- _EXERCISE INSTRUCTIONS_: Copy the listing below letter for letter, passing over each picture.

- _MATERIAL TO PROCESS_:
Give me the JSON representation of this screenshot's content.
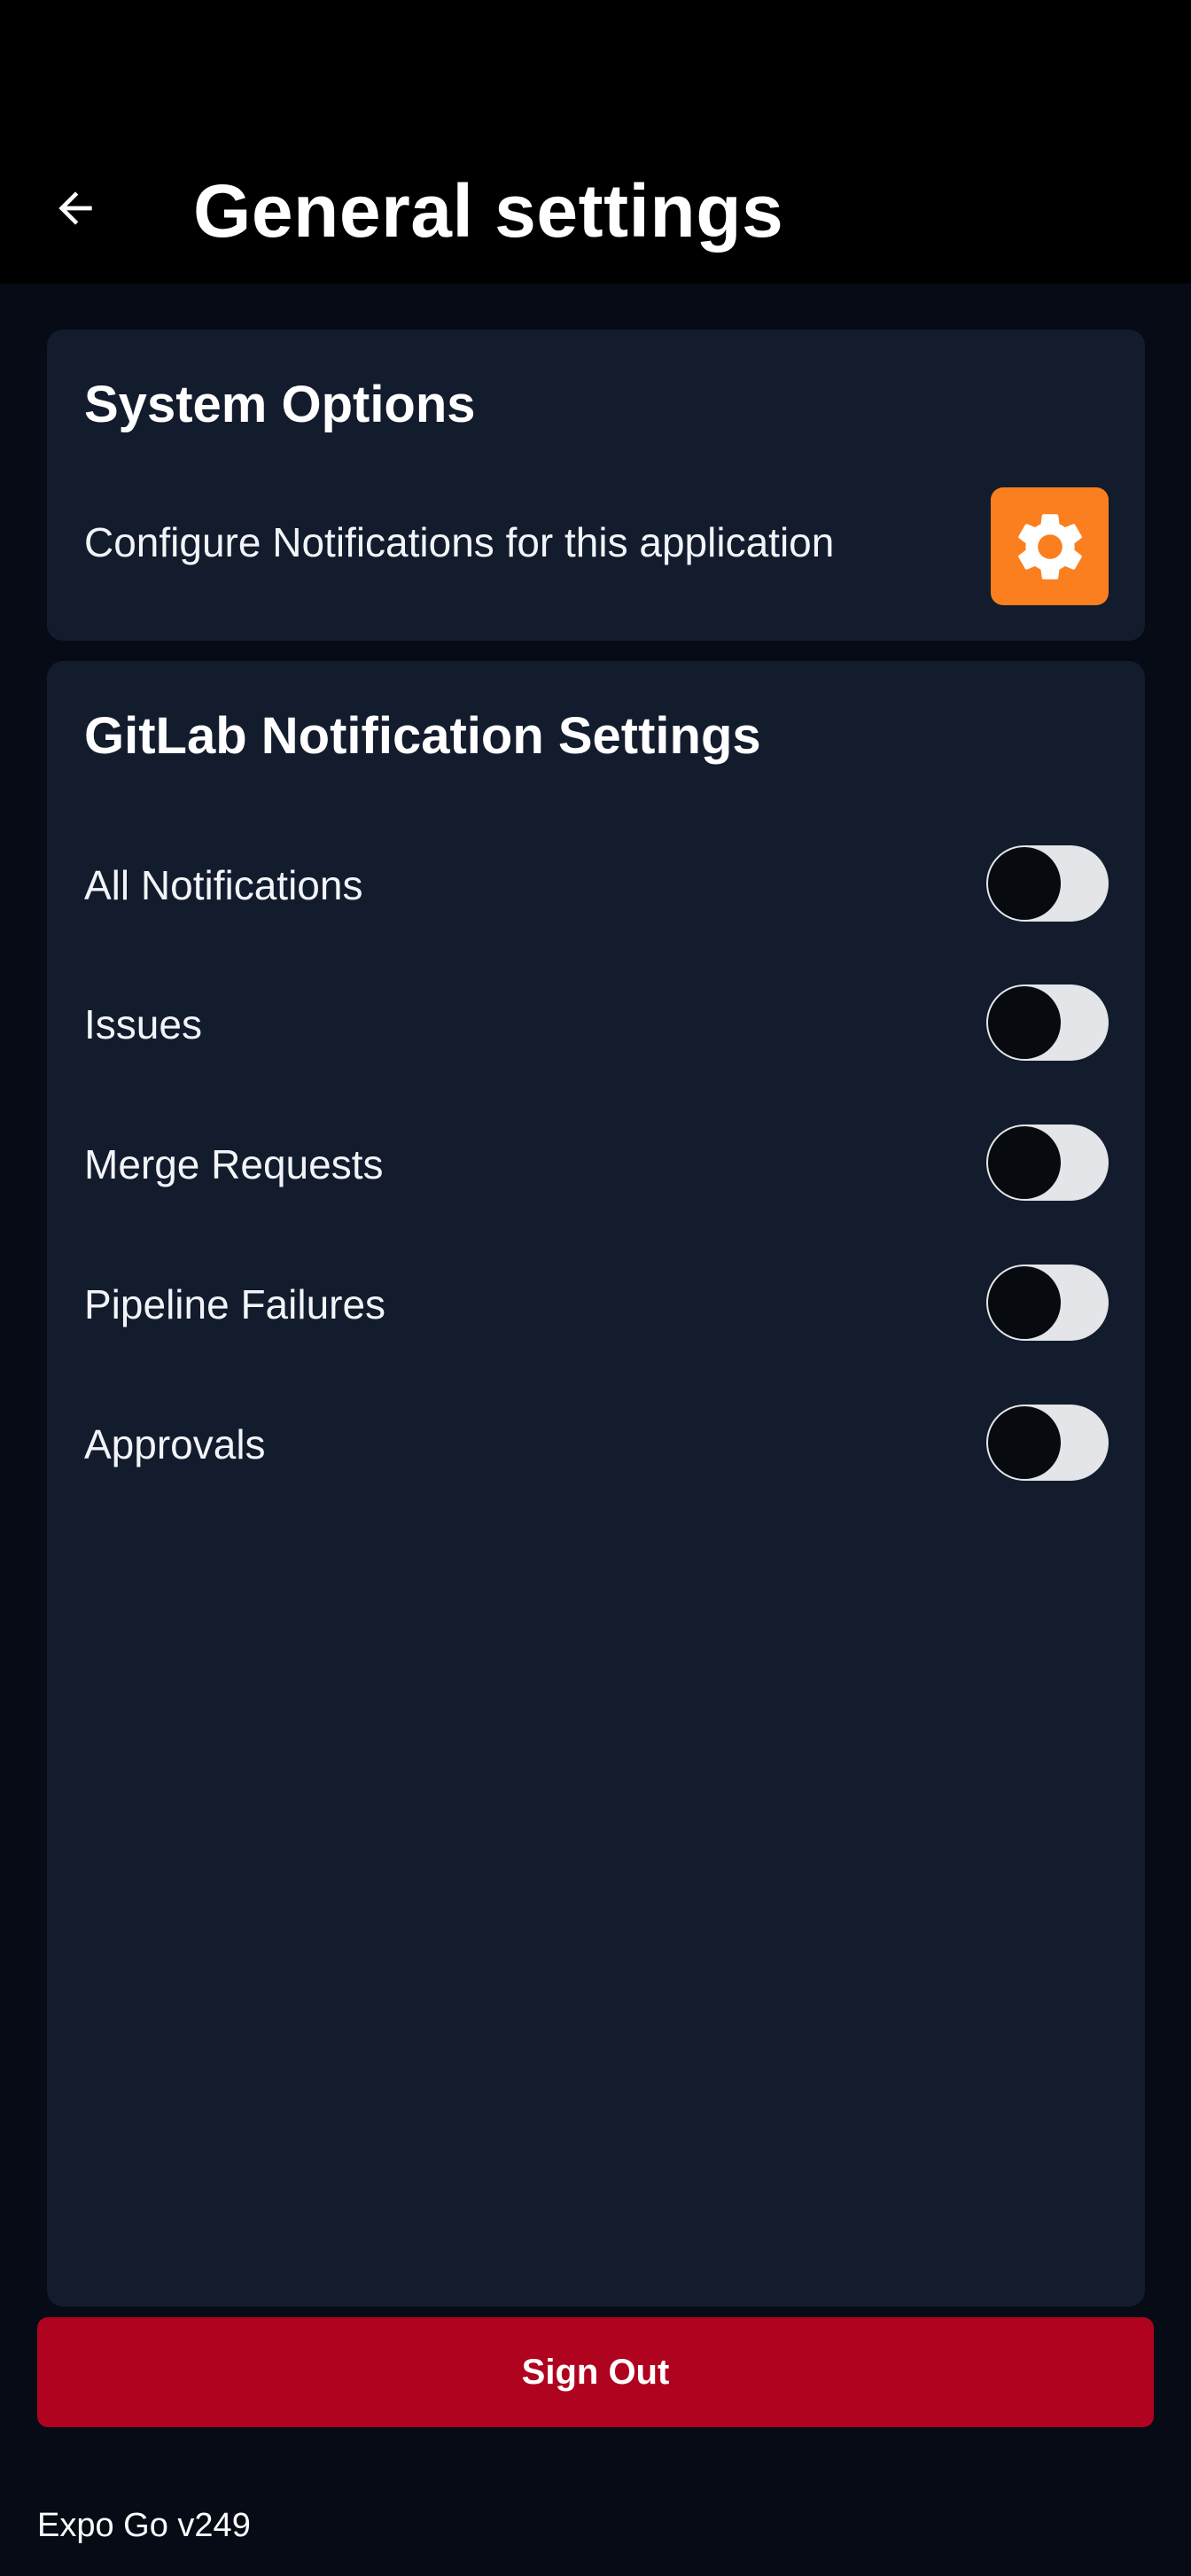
{
  "header": {
    "title": "General settings",
    "back_icon": "arrow-left-icon"
  },
  "system_options": {
    "title": "System Options",
    "configure_label": "Configure Notifications for this application",
    "configure_icon": "gear-icon",
    "configure_icon_bg": "#fb7f1e"
  },
  "gitlab_settings": {
    "title": "GitLab Notification Settings",
    "toggles": [
      {
        "label": "All Notifications",
        "on": false
      },
      {
        "label": "Issues",
        "on": false
      },
      {
        "label": "Merge Requests",
        "on": false
      },
      {
        "label": "Pipeline Failures",
        "on": false
      },
      {
        "label": "Approvals",
        "on": false
      }
    ]
  },
  "sign_out": {
    "label": "Sign Out",
    "color": "#b0031f"
  },
  "footer": {
    "version": "Expo Go v249"
  },
  "colors": {
    "background": "#060b16",
    "card": "#121c2d",
    "header": "#000000"
  }
}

- _RESPONSE_:
Give me the JSON representation of this screenshot's content.
{
  "header": {
    "title": "General settings",
    "back_icon": "arrow-left-icon"
  },
  "system_options": {
    "title": "System Options",
    "configure_label": "Configure Notifications for this application",
    "configure_icon": "gear-icon",
    "configure_icon_bg": "#fb7f1e"
  },
  "gitlab_settings": {
    "title": "GitLab Notification Settings",
    "toggles": [
      {
        "label": "All Notifications",
        "on": false
      },
      {
        "label": "Issues",
        "on": false
      },
      {
        "label": "Merge Requests",
        "on": false
      },
      {
        "label": "Pipeline Failures",
        "on": false
      },
      {
        "label": "Approvals",
        "on": false
      }
    ]
  },
  "sign_out": {
    "label": "Sign Out",
    "color": "#b0031f"
  },
  "footer": {
    "version": "Expo Go v249"
  },
  "colors": {
    "background": "#060b16",
    "card": "#121c2d",
    "header": "#000000"
  }
}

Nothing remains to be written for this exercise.